“There is a need to review our policies relating to the grant of affiliation so that more good ICSE and ISC schools come up,” Gerry Arathoon, the CISCE chief executive and secretary, told The Telegraph.
The council will set up a review committee this month to examine whether it is possible to relax the minimum land requirement for those looking to open ICSE and ISC schools in big cities, where big plots are scarce.
It is also likely to examine whether two nearby schools can share facilities such as playgrounds.
“But we will not lower the minimum (land) requirement to such an extent that it encourages the establishment of substandard schools with inadequate facilities,” a CISCE source said.
The subject was discussed at the two-day annual conference of the Bengal chapter of the Association of Heads of ICSE Schools in Chalsa, Jalpaiguri. The meeting ended today.
“The council has set a target of increasing the number of ICSE and ISC schools from 1,900 to 5,000 in the country over the next five years. But every institution should be of high academic standards,” Arathoon told the conference today.
Calcutta has the most ICSE and ISC schools — around 120 in the city proper — in the country. The demand for good ICSE and ISC schools in Calcutta is still “very high”, council sources said.
“But the unavailability of big plots in the city is one of the major challenges,” a source said.
According to the council’s existing rules, a one-acre plot is a must to set up a school that has all three streams at the Plus-2 level. (See chart)
“Since the majority of the existing schools were set up before 2006, nearly 75 per cent of the 300-plus ICSE and ISC schools in Bengal do not fulfil the one-acre campus criterion,” the council source said.
Nabarun Dey, general secretary of the association and principal of Central Modern School in north Calcutta, stressed the need for the council to be “judicious”.

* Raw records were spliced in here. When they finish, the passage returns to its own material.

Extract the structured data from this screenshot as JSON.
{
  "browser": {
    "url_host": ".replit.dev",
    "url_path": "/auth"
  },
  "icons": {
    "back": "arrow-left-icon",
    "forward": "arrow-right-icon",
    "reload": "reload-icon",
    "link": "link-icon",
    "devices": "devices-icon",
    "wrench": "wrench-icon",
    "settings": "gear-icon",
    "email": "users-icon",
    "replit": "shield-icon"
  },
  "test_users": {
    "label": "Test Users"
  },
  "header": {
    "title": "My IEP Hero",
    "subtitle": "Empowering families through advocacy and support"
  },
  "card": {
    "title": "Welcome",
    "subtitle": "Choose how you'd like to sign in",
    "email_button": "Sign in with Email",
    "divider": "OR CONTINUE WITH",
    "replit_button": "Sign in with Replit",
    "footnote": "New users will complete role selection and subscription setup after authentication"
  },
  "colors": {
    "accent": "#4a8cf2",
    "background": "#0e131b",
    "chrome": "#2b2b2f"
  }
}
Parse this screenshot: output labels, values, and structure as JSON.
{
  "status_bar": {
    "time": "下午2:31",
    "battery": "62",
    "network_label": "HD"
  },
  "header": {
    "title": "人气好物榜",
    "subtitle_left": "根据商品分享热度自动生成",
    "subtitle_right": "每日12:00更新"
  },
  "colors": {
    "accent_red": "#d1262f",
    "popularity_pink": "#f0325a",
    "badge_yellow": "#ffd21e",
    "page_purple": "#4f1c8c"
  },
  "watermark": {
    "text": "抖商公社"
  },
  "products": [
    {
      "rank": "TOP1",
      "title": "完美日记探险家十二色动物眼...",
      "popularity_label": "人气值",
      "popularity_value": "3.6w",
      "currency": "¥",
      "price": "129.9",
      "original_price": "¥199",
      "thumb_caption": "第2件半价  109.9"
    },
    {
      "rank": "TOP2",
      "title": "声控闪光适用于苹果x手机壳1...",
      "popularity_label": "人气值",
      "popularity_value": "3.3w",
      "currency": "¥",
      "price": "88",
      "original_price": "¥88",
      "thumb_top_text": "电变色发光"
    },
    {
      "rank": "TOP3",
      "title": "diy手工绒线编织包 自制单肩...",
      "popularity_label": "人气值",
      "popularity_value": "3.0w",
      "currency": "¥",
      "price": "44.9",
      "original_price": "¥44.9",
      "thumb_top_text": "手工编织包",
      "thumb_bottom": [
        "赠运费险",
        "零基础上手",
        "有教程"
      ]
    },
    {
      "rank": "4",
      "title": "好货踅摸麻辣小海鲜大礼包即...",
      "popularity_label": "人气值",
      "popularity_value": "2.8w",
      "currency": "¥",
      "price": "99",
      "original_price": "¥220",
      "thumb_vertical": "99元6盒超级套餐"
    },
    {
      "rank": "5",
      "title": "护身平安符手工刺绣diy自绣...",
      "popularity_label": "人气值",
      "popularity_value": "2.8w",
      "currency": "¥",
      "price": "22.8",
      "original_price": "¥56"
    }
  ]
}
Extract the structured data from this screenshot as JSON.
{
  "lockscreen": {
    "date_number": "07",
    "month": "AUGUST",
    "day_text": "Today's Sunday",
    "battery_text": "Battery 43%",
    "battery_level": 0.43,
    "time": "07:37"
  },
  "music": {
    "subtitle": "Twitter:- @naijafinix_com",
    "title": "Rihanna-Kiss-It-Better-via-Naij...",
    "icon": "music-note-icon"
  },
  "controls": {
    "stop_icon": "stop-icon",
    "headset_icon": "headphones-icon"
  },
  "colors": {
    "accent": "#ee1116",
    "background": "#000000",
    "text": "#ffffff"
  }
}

A no-objection certificate (NOC) is a must for setting up an ICSEISC or CBSE school. The affiliation is granted by the respective board only after receiving the state NOC. The government grants the certificate only if the schools comply with the affiliation rules.